Mary Lattimore had contributed to the Nightscape soundtrack and was a longtime Philadelphian, and she was the first person we reached out to as we had such a great experience with the Longwood gigs. She tracked the harp in LA, where she lives now.
Jon Philpot was the singer from the band BEAR IN HEAVEN, which I adored. I had always wanted to work with him, as he is both a great guy and has a killer voice, a bit like Jon Anderson but less groomed. Jon recorded the vocals at Justin Geller's studio in Philadelphia.
Gillian Chadwick was an old colleague from Philadelphia as well, with whom Justin Geller and I had collaborated previously. She was in Scotland working on a record and flew over to the Berlin studios to track vocals on a whim.
All in all a good time.
On the technical end…
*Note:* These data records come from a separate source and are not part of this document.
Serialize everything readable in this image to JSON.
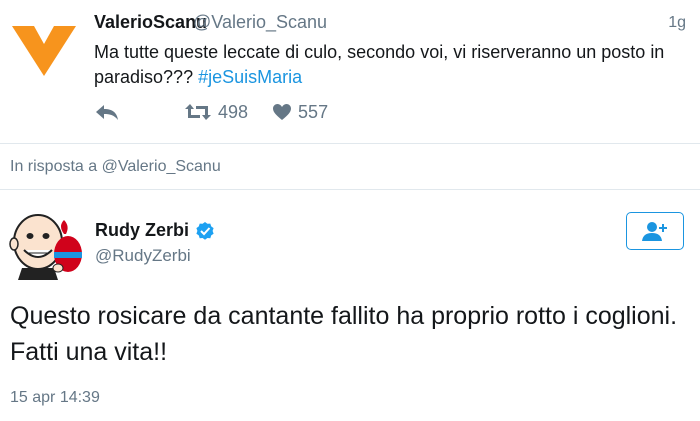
{
  "parent_tweet": {
    "author_name": "ValerioScanu",
    "author_handle": "@Valerio_Scanu",
    "time": "1g",
    "text": "Ma tutte queste leccate di culo, secondo voi, vi riserveranno un posto in paradiso??? ",
    "hashtag": "#jeSuisMaria",
    "retweet_count": "498",
    "like_count": "557",
    "avatar_icon": "orange-v-logo-icon",
    "accent_color": "#f7941d"
  },
  "reply_context": {
    "text": "In risposta a @Valerio_Scanu"
  },
  "main_tweet": {
    "author_name": "Rudy Zerbi",
    "author_handle": "@RudyZerbi",
    "verified": true,
    "text": "Questo rosicare da cantante fallito ha proprio rotto i coglioni. Fatti una vita!!",
    "timestamp": "15 apr 14:39",
    "follow_icon": "add-user-icon"
  },
  "colors": {
    "link": "#1b95e0",
    "secondary_text": "#657786",
    "divider": "#e1e8ed"
  }
}
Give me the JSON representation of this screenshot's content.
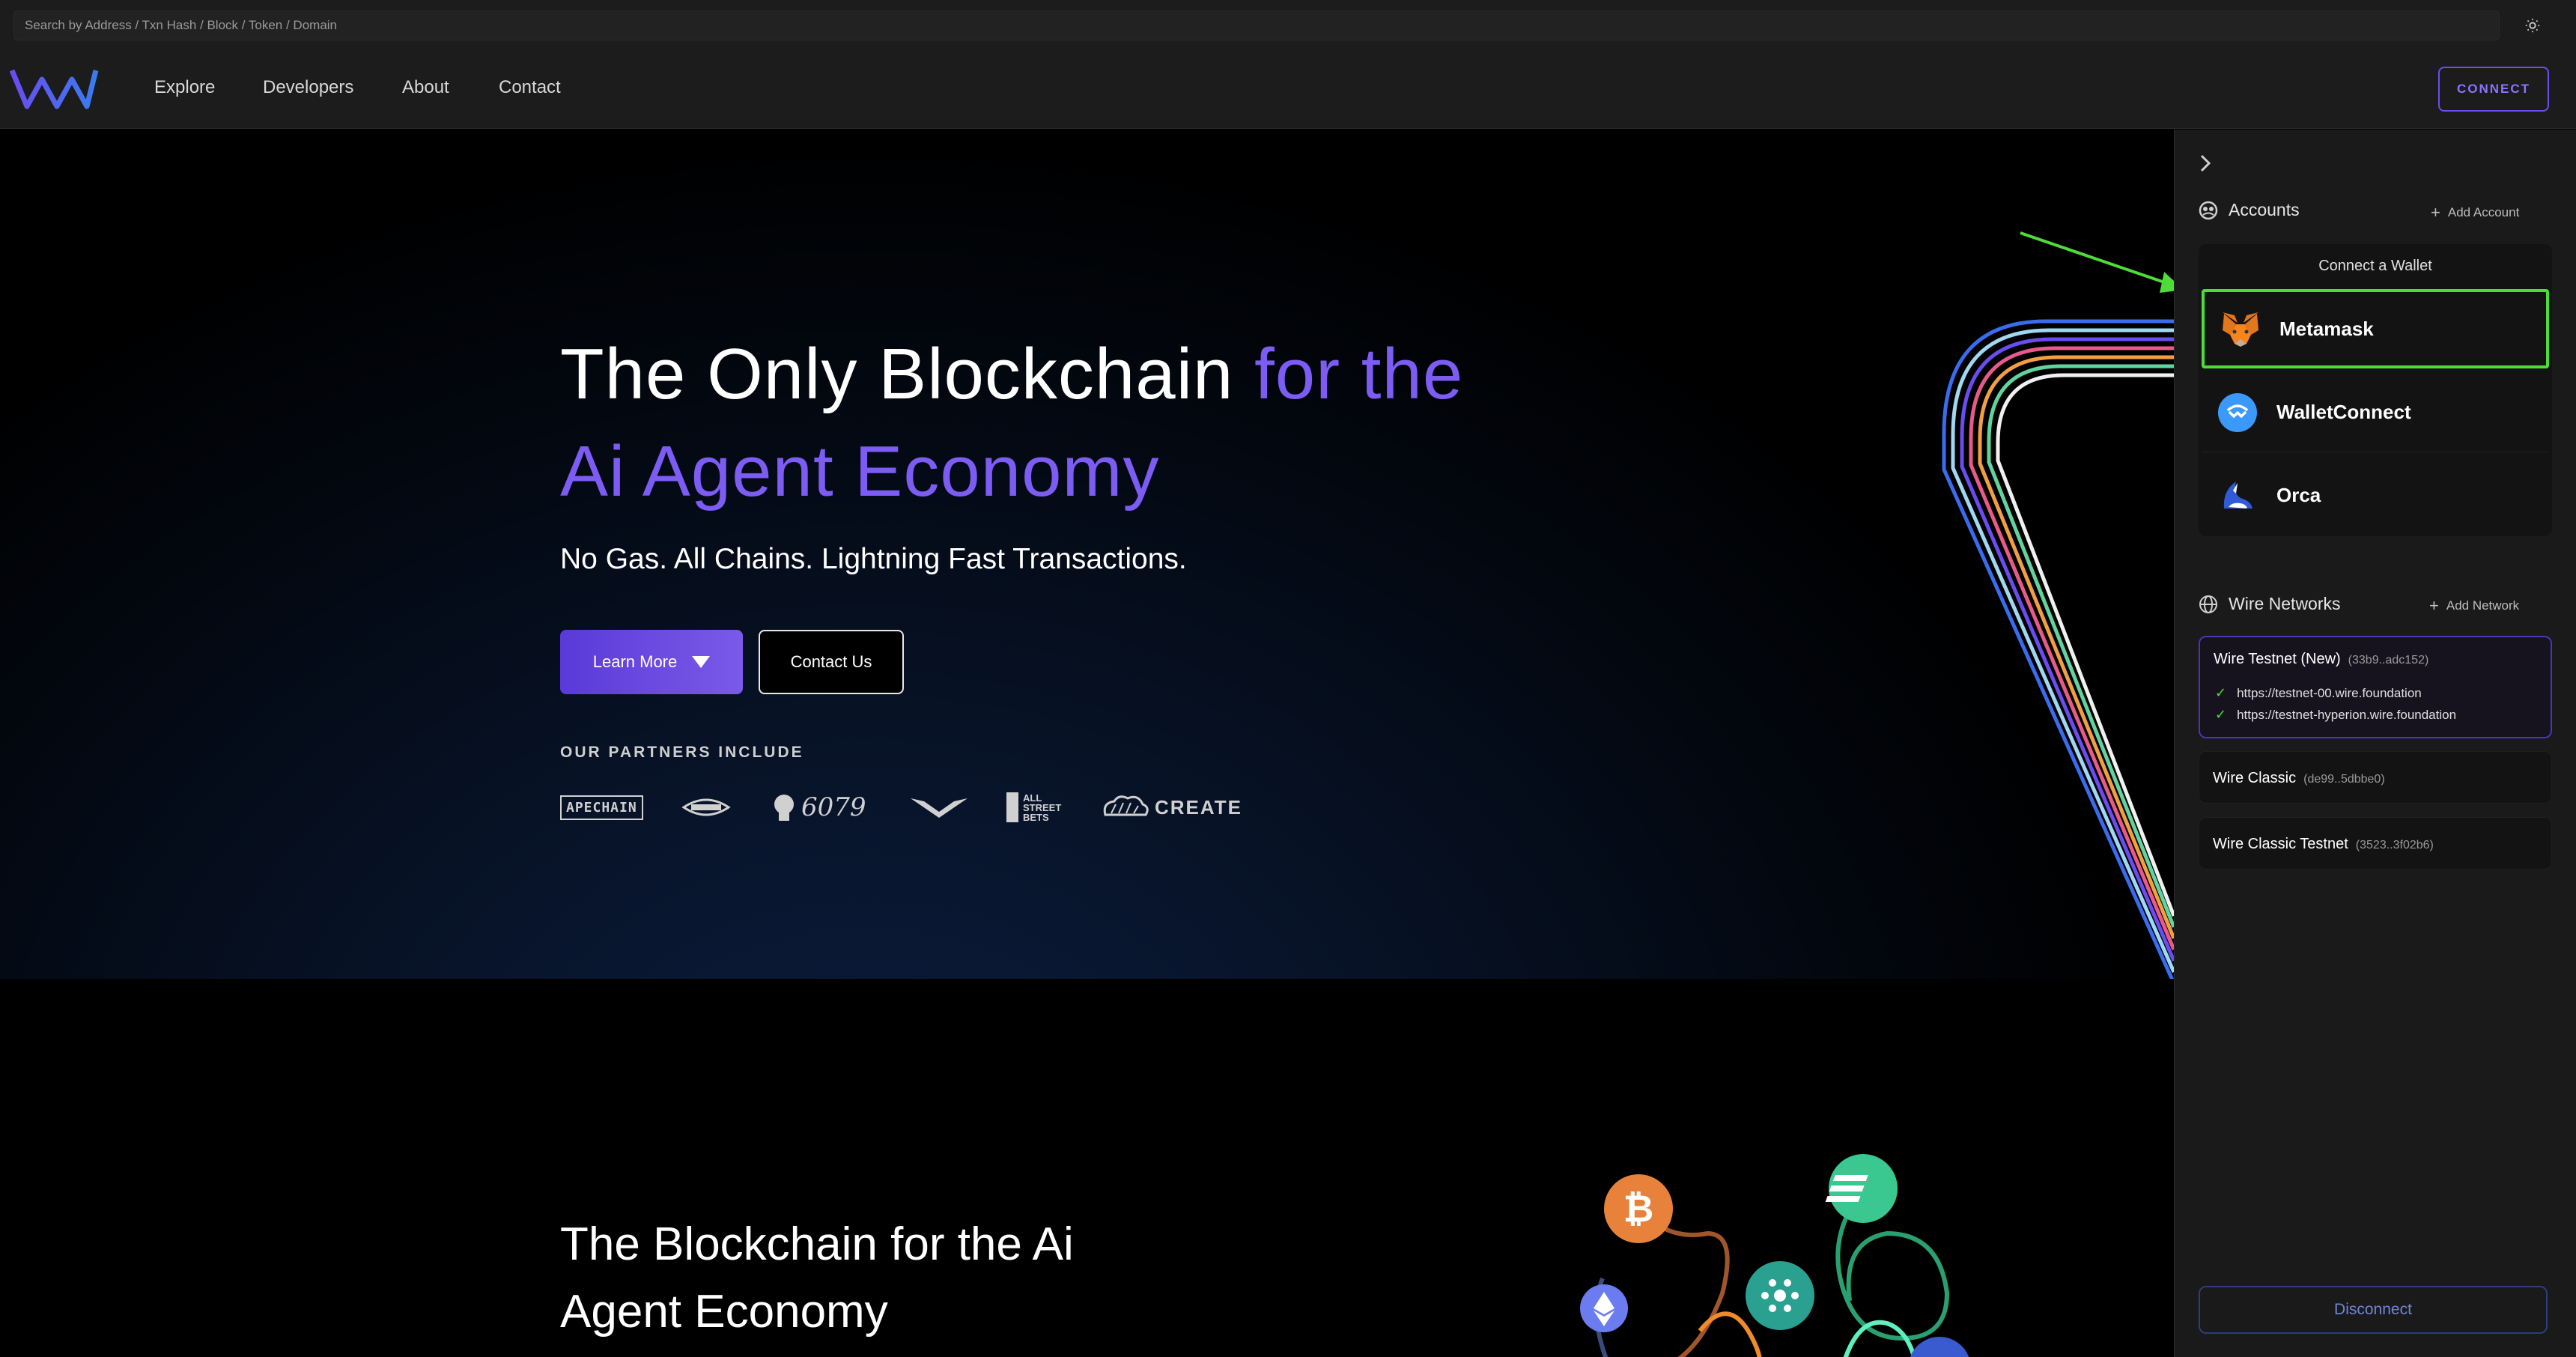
{
  "search": {
    "placeholder": "Search by Address / Txn Hash / Block / Token / Domain"
  },
  "nav": {
    "items": [
      {
        "label": "Explore"
      },
      {
        "label": "Developers"
      },
      {
        "label": "About"
      },
      {
        "label": "Contact"
      }
    ],
    "connect_label": "CONNECT"
  },
  "hero": {
    "title_part1": "The Only Blockchain ",
    "title_accent1": "for the",
    "title_accent2": "Ai Agent Economy",
    "subtitle": "No Gas. All Chains. Lightning Fast Transactions.",
    "learn_more_label": "Learn More",
    "contact_label": "Contact Us",
    "partners_label": "OUR PARTNERS INCLUDE",
    "partners": [
      "APECHAIN",
      "6079",
      "ALL STREET BETS",
      "CREATE"
    ]
  },
  "section2": {
    "title": "The Blockchain for the Ai Agent Economy"
  },
  "panel": {
    "accounts_label": "Accounts",
    "add_account_label": "Add Account",
    "connect_wallet_label": "Connect a Wallet",
    "wallets": [
      {
        "label": "Metamask",
        "icon": "metamask-fox-icon"
      },
      {
        "label": "WalletConnect",
        "icon": "walletconnect-icon"
      },
      {
        "label": "Orca",
        "icon": "orca-icon"
      }
    ],
    "networks_label": "Wire Networks",
    "add_network_label": "Add Network",
    "networks": [
      {
        "name": "Wire Testnet (New)",
        "hash": "(33b9..adc152)",
        "endpoints": [
          "https://testnet-00.wire.foundation",
          "https://testnet-hyperion.wire.foundation"
        ]
      },
      {
        "name": "Wire Classic",
        "hash": "(de99..5dbbe0)"
      },
      {
        "name": "Wire Classic Testnet",
        "hash": "(3523..3f02b6)"
      }
    ],
    "disconnect_label": "Disconnect"
  },
  "colors": {
    "accent": "#7c5cf2",
    "highlight": "#4fdc3a",
    "panel_bg": "#1a1a1a"
  }
}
All the pieces are written so that they all work musically in a harmonious manner when they are all played simultaneously. So, if you were to play all of the tracks at once in a program, it wouldn’t turn into a huge jumble.
They are all in lengths that work with each other... all in multiples of 4 minutes. 4 minutes long, 8 minutes long, 12 minutes, 24 minutes, etc.
They are all in keys that are harmonious with each other. C major, A pentatonic, G, etc. They are all in tempos that are relative to each other, or divisible in ways that work musically. 110 bpm, 55 bpm, 165 bpm etc.
The crescendos of one piece fall in the decrescendo of the adjacent area, so as not to overwhelm. For instance, an arpeggio in one section is followed by one in harmony with it at the same time in a different area. This is to minimize any sort of un-harmonious or cacophonous instances when people are walking through the exhibit. As it's outdoors, sound containment and control is a difficult feat. So, taking into account that there would be some audible bleed, I just worked with it.
• • • • • • •
The CD is available at Desert Botanical Garden’s Garden Shop, and includes Thomas Fehlmann’s “Phoenix.”
The online version of the soundtrack is also available, and it includes everything but “Phoenix.”
Opening (Entry Garden)
Secrets (Succulent Gallery)
Phoenix (Sculpture Gallery) — CD only
A Sticky Situation (Cactus Gallery)
The Meeting (Contemplation Gallery)
A Breath of Fresh Air – Intermission
A Brief Respite – Contemplation Redux
Off the Beaten Path 1 – Encounter 2 drums
Off the Beaten Path 2 – Encounter 3 guitars
Sideways (Sonoran Loop)
Metempsychosis – The Electric Desert (Butte)
All songs written and arranged by Julian Grefe for Klip Collective except “Phoenix,” written and recorded by Thomas Fehlmann. Thomas Fehlmann appears courtesy of The Orb.
Jon Philpot: Vocals on “Opening,” “Secrets,” and “Metempsychosis.”
Mary Lattimore: Harp on “Opening,” “A Brief Respite,” and “Metempsychosis.”
Gillian Chadwick: Vocals on “Opening,” “Secrets,” and “Metempsychosis.”
Julian Grefe: All other instruments
Sheldon Tompson: Additional mixing on “The Meeting” and “Metempsychosis.”
Justin Geller: Engineering for Jon Philpot
Thom Monahan: Engineering for Mary Lattimore
Jenifer Gaul: Mastering
All music except “Phoenix” is property of Klip Collective. All rights reserved.